No miracles in Paris, but France were almost more impressive in winning by a more modest margin than the 31 points that would have brought them the title. They were happy to let that gong head to London, because winning with authority against a more experienced opponent seemed more important than chasing a dream.
France claimed the bonus-point win they needed, but the eight-point margin of victory was well shy of that required. Still, the consistency of brilliance of their young half-backs, Antoine Dupont and Romain Ntamack, in particular, is starting to impress. Couple that with a resolute defence, now marshalled by Shaun Edwards, the master thereof, and France look serious.
As much as anything, Paris hosted an absorbing experiment in psychology. A young French team, high on the recent plaudits of their brilliant attacking game, needed to win by an unlikely margin – would they chase the game from the off? Meanwhile, an Ireland team far more experienced in the key decision-making roles, at least, just needed to win by the more familiar margin of six points.
The intrigue rose still further within the first 10 minutes. Conor Murray had a hopeful swing at a penalty from 57 metres. He had the distance but was wide. Three minutes later, it was France who registered the game’s first points – and in typically brilliant fashion. Anthony Bouthier sent Gaël Fickou on a run down the left, the winger skinning Ireland’s tighthead, and he turned the ball inside for Antoine Dupont, star of the new France, to hare to the line.

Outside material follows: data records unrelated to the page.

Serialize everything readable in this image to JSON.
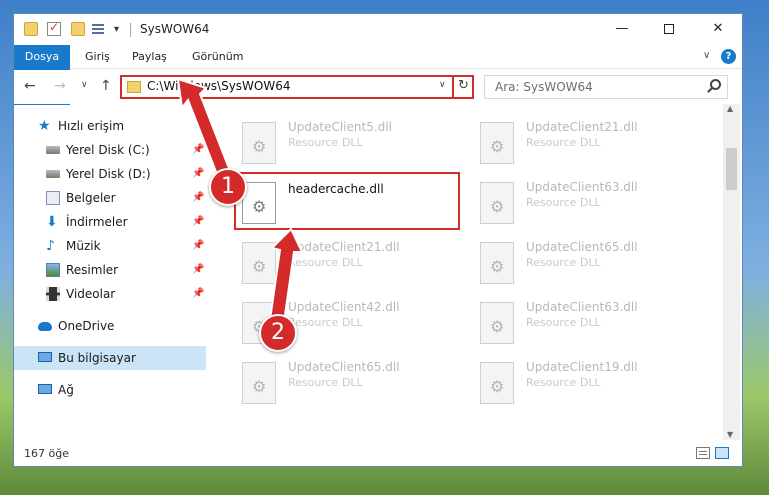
{
  "window": {
    "title": "SysWOW64",
    "controls": {
      "minimize": "—",
      "maximize": "",
      "close": "✕"
    }
  },
  "quick_access_toolbar": {
    "arrow": "▾"
  },
  "ribbon": {
    "tabs": [
      "Dosya",
      "Giriş",
      "Paylaş",
      "Görünüm"
    ],
    "chevron": "∨",
    "help": "?"
  },
  "navigation": {
    "back": "←",
    "forward": "→",
    "recent": "∨",
    "up": "↑",
    "address": "C:\\Windows\\SysWOW64",
    "address_dropdown": "∨",
    "refresh": "↻",
    "search_placeholder": "Ara: SysWOW64"
  },
  "sidebar": {
    "items": [
      {
        "label": "Hızlı erişim",
        "icon": "star-icon",
        "pinned": false
      },
      {
        "label": "Yerel Disk (C:)",
        "icon": "drive-icon",
        "pinned": true
      },
      {
        "label": "Yerel Disk (D:)",
        "icon": "drive-icon",
        "pinned": true
      },
      {
        "label": "Belgeler",
        "icon": "documents-icon",
        "pinned": true
      },
      {
        "label": "İndirmeler",
        "icon": "download-icon",
        "pinned": true
      },
      {
        "label": "Müzik",
        "icon": "music-icon",
        "pinned": true
      },
      {
        "label": "Resimler",
        "icon": "pictures-icon",
        "pinned": true
      },
      {
        "label": "Videolar",
        "icon": "video-icon",
        "pinned": true
      },
      {
        "label": "OneDrive",
        "icon": "cloud-icon",
        "pinned": false
      },
      {
        "label": "Bu bilgisayar",
        "icon": "computer-icon",
        "pinned": false,
        "selected": true
      },
      {
        "label": "Ağ",
        "icon": "network-icon",
        "pinned": false
      }
    ],
    "pin_glyph": "📌"
  },
  "files": [
    {
      "name": "UpdateClient5.dll",
      "type": "Resource DLL"
    },
    {
      "name": "UpdateClient21.dll",
      "type": "Resource DLL"
    },
    {
      "name": "headercache.dll",
      "type": "",
      "highlighted": true
    },
    {
      "name": "UpdateClient63.dll",
      "type": "Resource DLL"
    },
    {
      "name": "UpdateClient21.dll",
      "type": "Resource DLL"
    },
    {
      "name": "UpdateClient65.dll",
      "type": "Resource DLL"
    },
    {
      "name": "UpdateClient42.dll",
      "type": "Resource DLL"
    },
    {
      "name": "UpdateClient63.dll",
      "type": "Resource DLL"
    },
    {
      "name": "UpdateClient65.dll",
      "type": "Resource DLL"
    },
    {
      "name": "UpdateClient19.dll",
      "type": "Resource DLL"
    }
  ],
  "scrollbar": {
    "up": "▲",
    "down": "▼"
  },
  "status": {
    "item_count": "167 öğe"
  },
  "annotations": {
    "step1": "1",
    "step2": "2",
    "color": "#d42a2a"
  }
}
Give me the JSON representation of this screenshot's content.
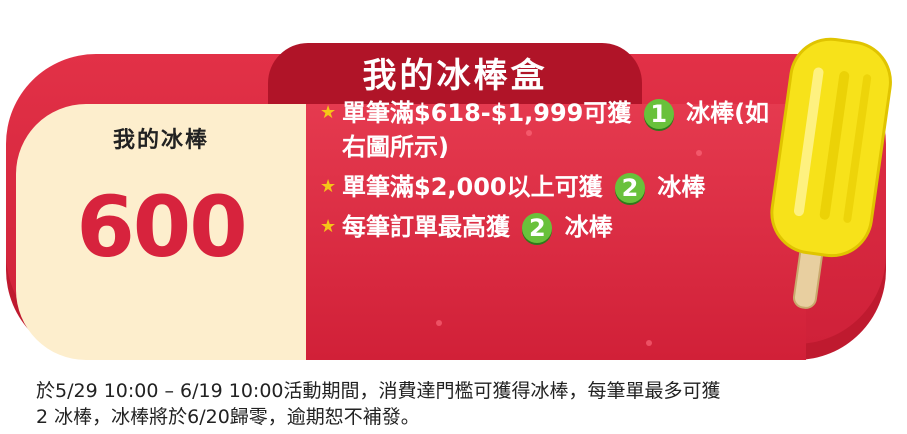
{
  "box": {
    "title": "我的冰棒盒",
    "left_label": "我的冰棒",
    "left_value": "600"
  },
  "rules": [
    {
      "text_before": "單筆滿$618-$1,999可獲",
      "badge": "1",
      "text_after": "冰棒(如右圖所示)"
    },
    {
      "text_before": "單筆滿$2,000以上可獲",
      "badge": "2",
      "text_after": "冰棒"
    },
    {
      "text_before": "每筆訂單最高獲",
      "badge": "2",
      "text_after": "冰棒"
    }
  ],
  "footer": {
    "line1": "於5/29 10:00 – 6/19 10:00活動期間，消費達門檻可獲得冰棒，每筆單最多可獲",
    "line2": " 2 冰棒，冰棒將於6/20歸零，逾期恕不補發。"
  },
  "icons": {
    "bullet": "star-icon",
    "decor": "popsicle-icon"
  },
  "colors": {
    "primary_red": "#d7233d",
    "cream": "#fdeecd",
    "badge_green": "#69c13b",
    "star": "#f5c518",
    "popsicle_yellow": "#f7e21a"
  }
}
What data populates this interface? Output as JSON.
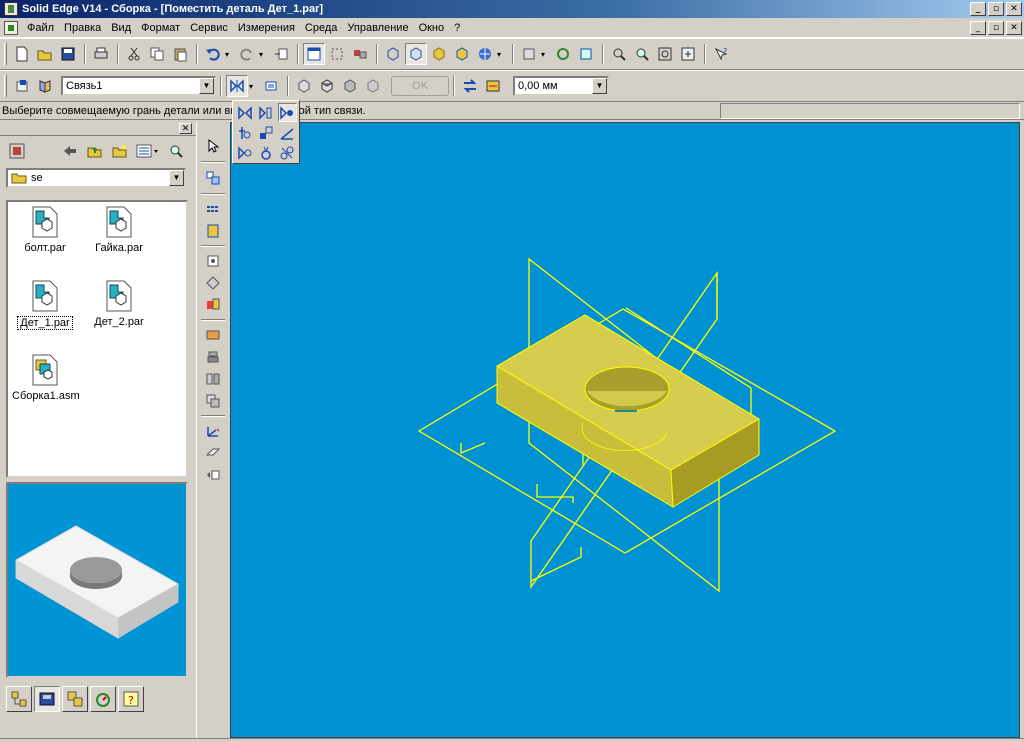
{
  "window": {
    "title": "Solid Edge V14 - Сборка - [Поместить деталь Дет_1.par]",
    "minimize": "_",
    "restore": "▫",
    "close": "✕"
  },
  "menu": {
    "items": [
      "Файл",
      "Правка",
      "Вид",
      "Формат",
      "Сервис",
      "Измерения",
      "Среда",
      "Управление",
      "Окно",
      "?"
    ]
  },
  "ribbon": {
    "relation_value": "Связь1",
    "ok_label": "OK",
    "offset_value": "0,00 мм"
  },
  "status": {
    "prompt": "Выберите совмещаемую грань детали или выберите другой тип связи."
  },
  "library": {
    "folder": "se",
    "files": [
      {
        "name": "болт.par",
        "type": "part",
        "selected": false
      },
      {
        "name": "Гайка.par",
        "type": "part",
        "selected": false
      },
      {
        "name": "Дет_1.par",
        "type": "part",
        "selected": true
      },
      {
        "name": "Дет_2.par",
        "type": "part",
        "selected": false
      },
      {
        "name": "Сборка1.asm",
        "type": "assembly",
        "selected": false
      }
    ]
  },
  "colors": {
    "viewport_bg": "#0091d3",
    "part_fill": "#c8c23a",
    "wireframe": "#ffff00",
    "titlebar_start": "#0a246a"
  }
}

With an early try, would France retain the maturity not to dream yet of that 31-point win? Sure enough, the game turned sharply in Ireland’s favour. Bouthier saw yellow for slapping the ball into touch in the corner, under pressure from Hugo Keenan.
France handled the famed Ireland driven line-out with authority, but the Irish came again. After a series of short-range drives, Cian Healy emulated Ben Youngs earlier in the day by scoring on his 100th cap, his try from rather closer range.
Ireland’s relentless phase game was France’s biggest headache – that and the hosts’ tendency to infringe. Sexton’s penalty in the 25th minute put Ireland ahead, but France remained cool – and, more importantly, brilliant. The variety of their handling and angles was on another level, Dupont darting with menace in and around a rangy set of forwards, each of whom seemed just as comfortable on the ball.
Jacob Stockdale struggled to get down to a couple of bobbling balls, the second after a sweeping French combination, which carried the ball left then right. Francois Cros hacked Stockdale’s fumble on to the line, inducing Caelen Doris into tackling him off the ball – yellow card and penalty try. France back in front.
France were unable to capitalise. Sexton and Ntamack exchanged penalties as half-time approached, but when Doris returned and Ireland went for the corner with the clock red, France’s defence was impressive indeed. Ireland had to settle for 17-13 deficit at the break.
It was not long before the dream was back on. France scored 11 points in as many minutes at the start of the second half, and it was those young half-backs at the heart of it again. Bouthier was cool under a high ball, slipping it to Romain Ntamack, who fed Fickou. Dupont was on to the latter’s chip ahead. His subsequent ball inside was collected by Ntamack, who dotted down for France’s third. Ntamack missed the conversion, but within six minutes had landed two penalties to stretch France’s lead to 15. Which meant three more unanswered scores in the remaining half an hour would bring them that title.
They did not seem distracted. Their dominance remained cool and contained, but it was Ireland who replied. Their set piece looked wobbly all of a sudden, when out of nowhere Robbie Henshaw showed the way. Ireland’s centre gathered a loose ball and beat five or six defenders on a brilliant run down the left. Only then, on the hour, did it feel as if the title was not to be won in Paris.
Sure enough, all urgency seeped from the match. Ireland, in particular, would not be roused, even by a score as inspiring as Henshaw’s. Their set piece continued to malfunction. When the latest scrum yielded an advancing France the penalty advantage, they ran the ball anyway. Ntamack’s chip and gather was sublime, and he sent Virimi Vakatawa home for the bonus point. Stockdale’s late score was a forlorn reply.
No championship for these young French, then, but they will settle for the promise of a future that looks as if it could be laden with such gongs.